A document from Meta privacy engineers, which was recently leaked, gave clear insight into the need to be able to capture and track metadata as data moves through systems and pipelines. The main goal, spurred by regulatory changes, is to be able to apply a policy to data when it is created and to pass that policy, along with the data, to all downstream subsystems so that consumers of the data can read the policy and determine whether or not a specific user’s information can be used.
While the sheer scale of Meta (350K APIs to update, some model features with 6k upstream tables!) certainly exacerbates the challenges, the fundamental problems articulated in their document will likely resonate for data leaders across all industries. In fact, there is a quote from the author(s) that perfectly sums up this need:
If we can’t enumerate all the data we have - where it is; where it goes; how it’s used - then how can we make commitments about it?
I’m certain that this is something you’ve thought about before. But is this even attainable? The use case I hear most often is “at any point in time can I accurately answer the questions of where is my data and how is it used?”.
This is a far cry from the complexity that Meta describes: filtering out user information at the row level for anyone who has opted out of personalized ads. But even so, getting to the point where we can answer basic questions about how data is being used must be a Herculean task, right? Meta defines several imperatives for achieving this goal, each of which has direct parallels to how we approach this problem at Stemma. While I won’t go as far as suggesting you invest the same amount of time as Meta to solve this problem (they estimate 750 Eng years), we can glean insight for how to apply the following two principles in a way that will seamlessly fit into our data culture.
1. The human factor: people are your data culture and no amount of automation can replace having high-touch human interactions in the right places. Applying policies to your upstream data assets is one of those critical spots, as seen here in Stemma:
2. Propagating the policy: data moves between systems and tables, it’s used in models, transformed in pipelines and sent to vendors, among other things. This is where automation is your friend; your catalog should help you propagate your policies, ensuring the right downstream assets receive the right policies.
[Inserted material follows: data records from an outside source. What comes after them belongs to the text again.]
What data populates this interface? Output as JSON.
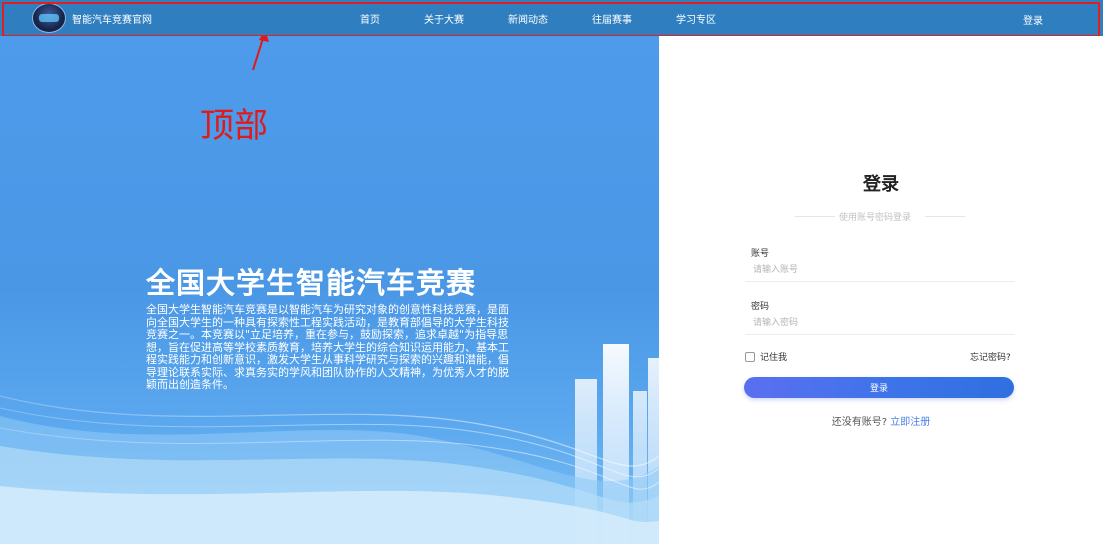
{
  "header": {
    "site_name": "智能汽车竞赛官网",
    "nav": [
      "首页",
      "关于大赛",
      "新闻动态",
      "往届赛事",
      "学习专区"
    ],
    "login": "登录"
  },
  "annotation": {
    "label": "顶部"
  },
  "hero": {
    "title": "全国大学生智能汽车竞赛",
    "description": "全国大学生智能汽车竞赛是以智能汽车为研究对象的创意性科技竞赛，是面向全国大学生的一种具有探索性工程实践活动，是教育部倡导的大学生科技竞赛之一。本竞赛以\"立足培养，重在参与，鼓励探索，追求卓越\"为指导思想，旨在促进高等学校素质教育，培养大学生的综合知识运用能力、基本工程实践能力和创新意识，激发大学生从事科学研究与探索的兴趣和潜能，倡导理论联系实际、求真务实的学风和团队协作的人文精神，为优秀人才的脱颖而出创造条件。"
  },
  "login_form": {
    "title": "登录",
    "subtitle": "使用账号密码登录",
    "account_label": "账号",
    "account_placeholder": "请输入账号",
    "password_label": "密码",
    "password_placeholder": "请输入密码",
    "remember_label": "记住我",
    "forgot_label": "忘记密码?",
    "submit_label": "登录",
    "register_prompt": "还没有账号?",
    "register_link": "立即注册"
  },
  "colors": {
    "header_bg": "#2f7fc0",
    "annotation": "#e01a1a",
    "accent": "#4b7ee8"
  }
}
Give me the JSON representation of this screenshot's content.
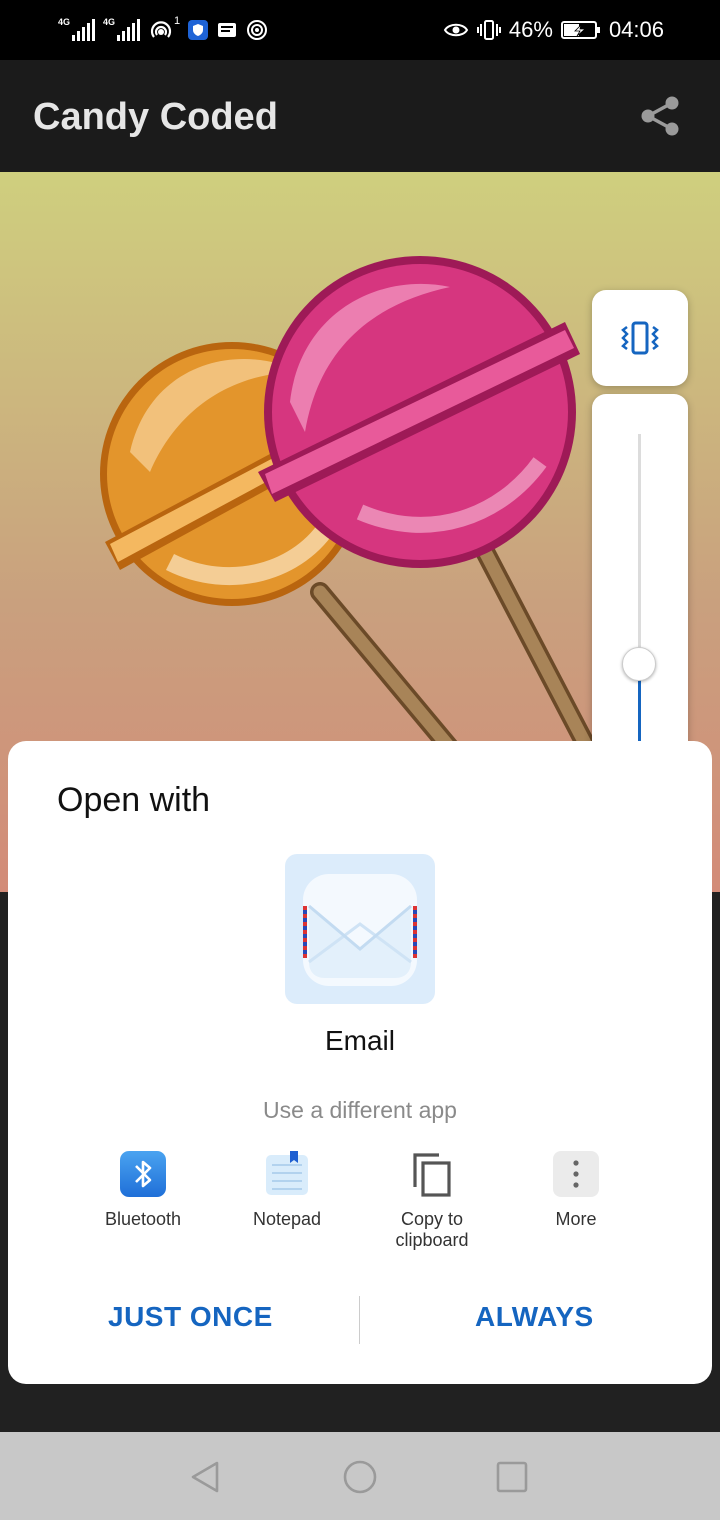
{
  "status_bar": {
    "signal_1_label": "4G",
    "signal_2_label": "4G",
    "notification_count": "1",
    "battery_percent": "46%",
    "time": "04:06"
  },
  "app_bar": {
    "title": "Candy Coded",
    "share_icon": "share-icon"
  },
  "volume_panel": {
    "vibrate_icon": "vibrate-icon",
    "music_icon": "music-note-icon",
    "settings_icon": "gear-icon",
    "volume_level": 0.28
  },
  "sheet": {
    "title": "Open with",
    "default_app": {
      "name": "Email",
      "icon": "email-icon"
    },
    "different_app_label": "Use a different app",
    "share_options": [
      {
        "label": "Bluetooth",
        "icon": "bluetooth-icon"
      },
      {
        "label": "Notepad",
        "icon": "notepad-icon"
      },
      {
        "label": "Copy to clipboard",
        "icon": "copy-icon"
      },
      {
        "label": "More",
        "icon": "more-icon"
      }
    ],
    "just_once_label": "JUST ONCE",
    "always_label": "ALWAYS"
  },
  "nav_bar": {
    "back_icon": "back-icon",
    "home_icon": "home-icon",
    "recents_icon": "recents-icon"
  },
  "colors": {
    "accent": "#1565c0",
    "app_bar_bg": "#1b1b1b",
    "lollipop_pink": "#d6367f",
    "lollipop_orange": "#e3952c"
  }
}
Stemma uses existing lineage information to enable reporting across your assets; for example:
To put this more simply: if you invest a little bit of time to properly curate your policies Stemma can propagate them downstream and help you report on them.